→ Try it:
Report only how many lines of the entries below contain the string "Inovideo".

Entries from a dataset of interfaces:
◆ ◆ ◆ ◆ ◆
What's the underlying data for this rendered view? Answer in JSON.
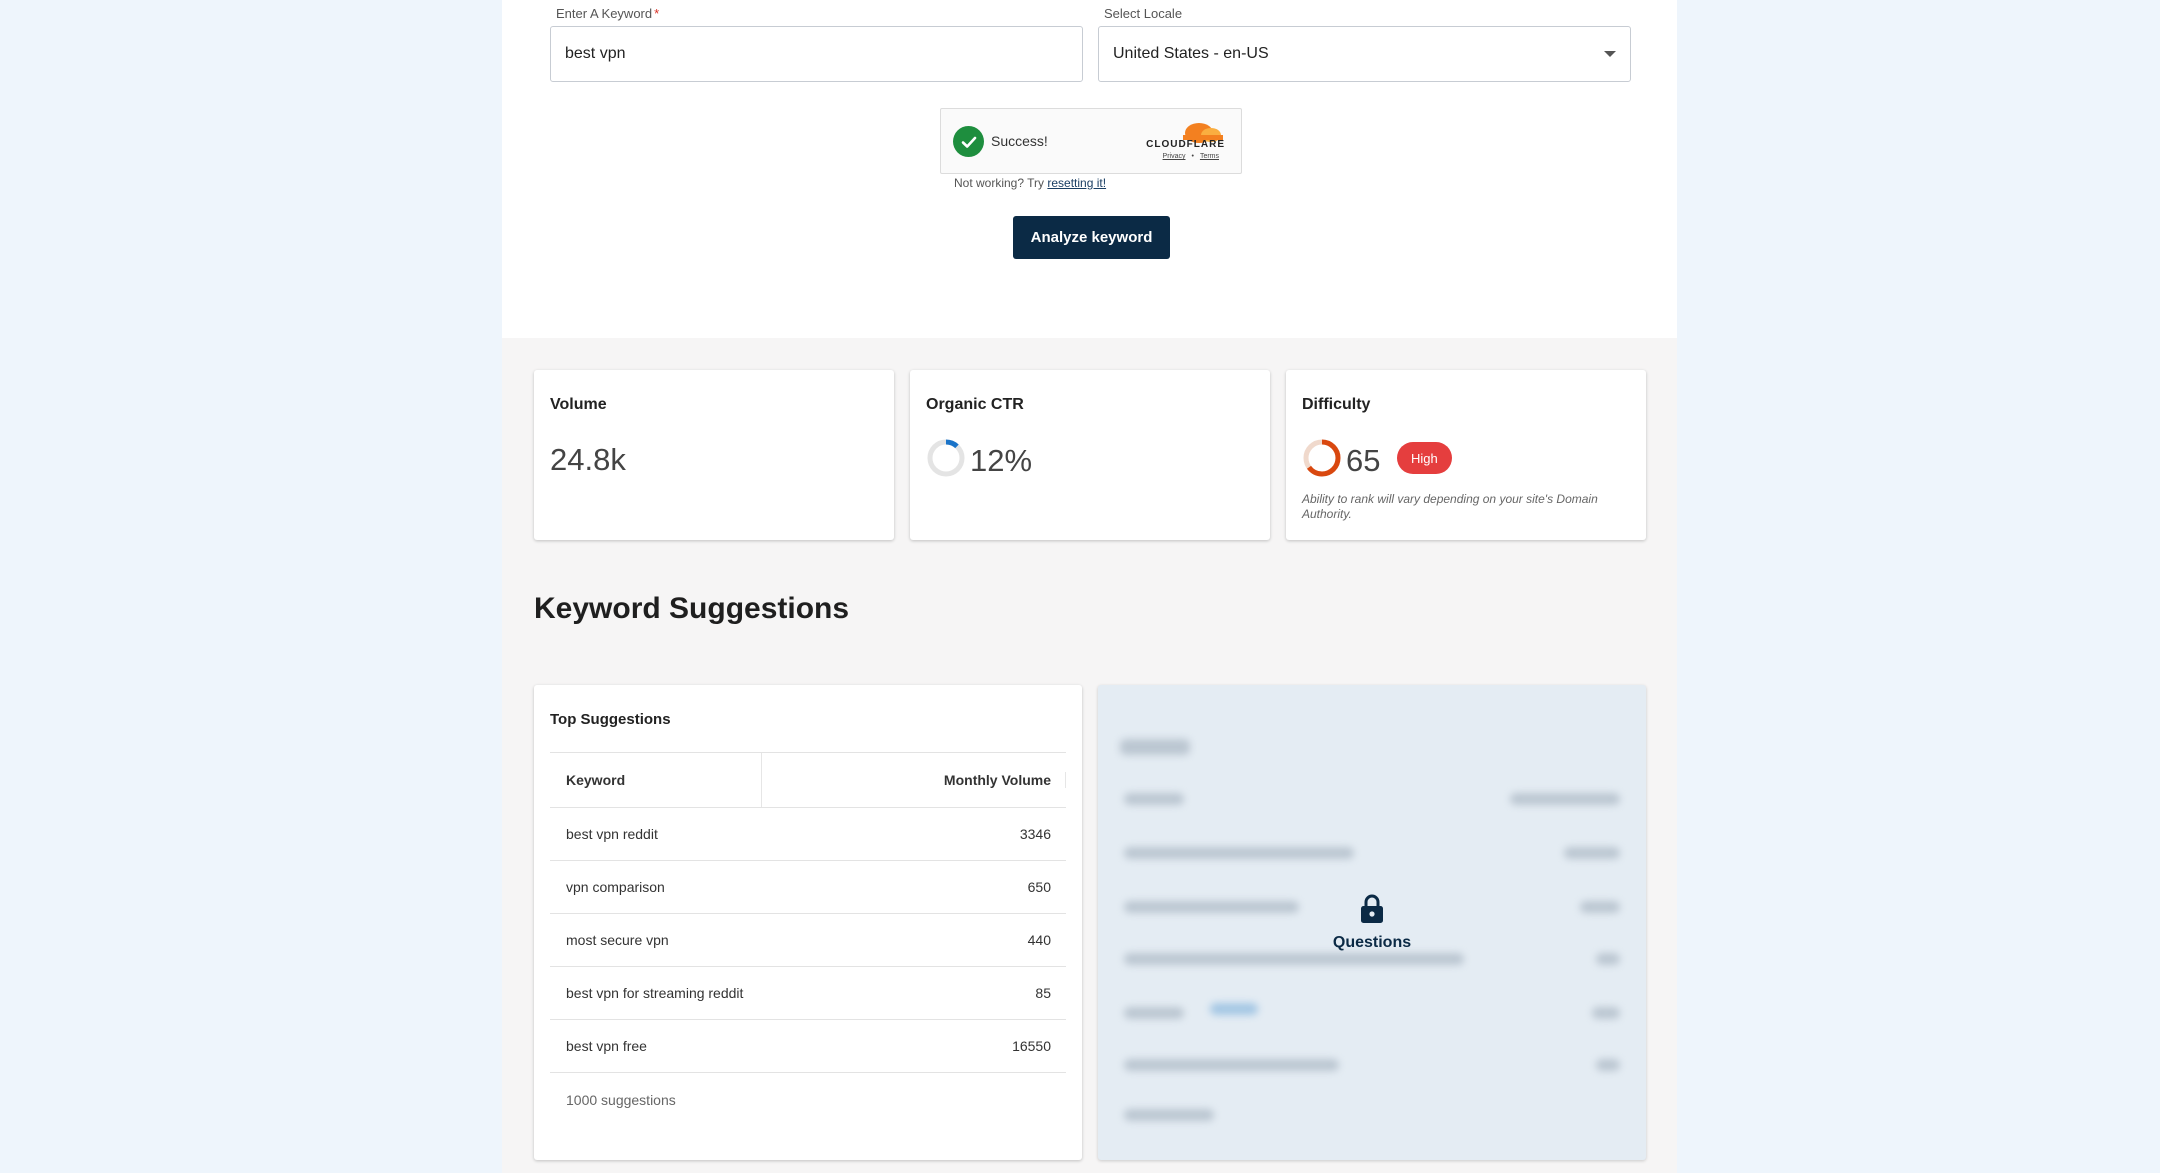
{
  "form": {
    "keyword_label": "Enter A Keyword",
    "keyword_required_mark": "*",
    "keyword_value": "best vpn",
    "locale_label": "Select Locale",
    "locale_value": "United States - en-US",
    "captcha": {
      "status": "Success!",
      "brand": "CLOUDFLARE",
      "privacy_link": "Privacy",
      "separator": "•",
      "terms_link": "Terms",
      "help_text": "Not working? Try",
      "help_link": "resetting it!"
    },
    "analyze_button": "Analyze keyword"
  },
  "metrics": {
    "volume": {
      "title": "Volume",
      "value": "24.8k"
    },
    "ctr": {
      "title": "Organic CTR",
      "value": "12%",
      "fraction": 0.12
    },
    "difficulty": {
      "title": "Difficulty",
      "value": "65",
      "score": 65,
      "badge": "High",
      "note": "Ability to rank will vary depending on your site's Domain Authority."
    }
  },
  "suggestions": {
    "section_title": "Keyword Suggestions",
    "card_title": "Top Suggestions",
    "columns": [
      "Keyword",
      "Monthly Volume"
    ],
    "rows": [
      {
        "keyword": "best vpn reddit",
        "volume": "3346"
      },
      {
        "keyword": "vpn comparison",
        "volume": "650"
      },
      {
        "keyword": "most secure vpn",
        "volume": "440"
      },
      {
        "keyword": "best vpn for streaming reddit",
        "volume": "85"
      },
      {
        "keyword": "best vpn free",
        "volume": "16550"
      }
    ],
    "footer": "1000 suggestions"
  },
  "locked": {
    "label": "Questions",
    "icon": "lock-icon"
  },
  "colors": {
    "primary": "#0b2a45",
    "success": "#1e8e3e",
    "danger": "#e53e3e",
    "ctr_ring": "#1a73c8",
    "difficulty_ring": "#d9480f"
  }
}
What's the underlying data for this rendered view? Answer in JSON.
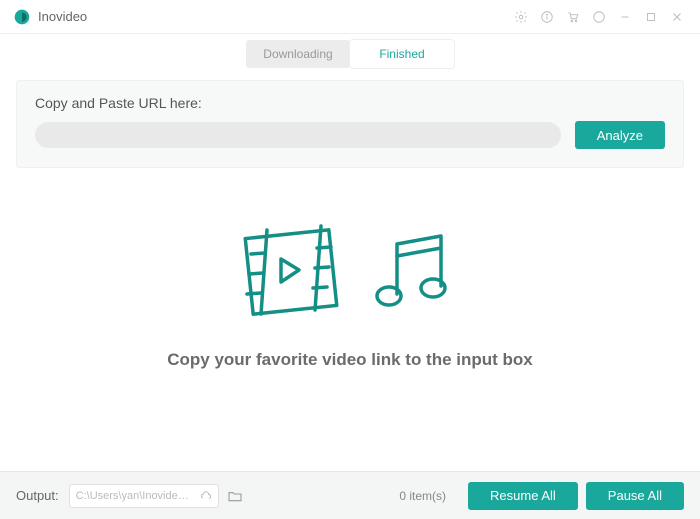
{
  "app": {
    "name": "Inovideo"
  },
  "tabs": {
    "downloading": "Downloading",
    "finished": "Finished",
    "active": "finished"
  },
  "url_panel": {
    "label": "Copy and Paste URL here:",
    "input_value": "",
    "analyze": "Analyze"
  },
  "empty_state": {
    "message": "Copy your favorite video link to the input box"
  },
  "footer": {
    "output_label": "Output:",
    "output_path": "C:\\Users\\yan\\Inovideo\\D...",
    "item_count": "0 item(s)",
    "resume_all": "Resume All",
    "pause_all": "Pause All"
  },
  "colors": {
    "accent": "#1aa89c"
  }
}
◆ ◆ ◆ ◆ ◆
→ Answer space:
2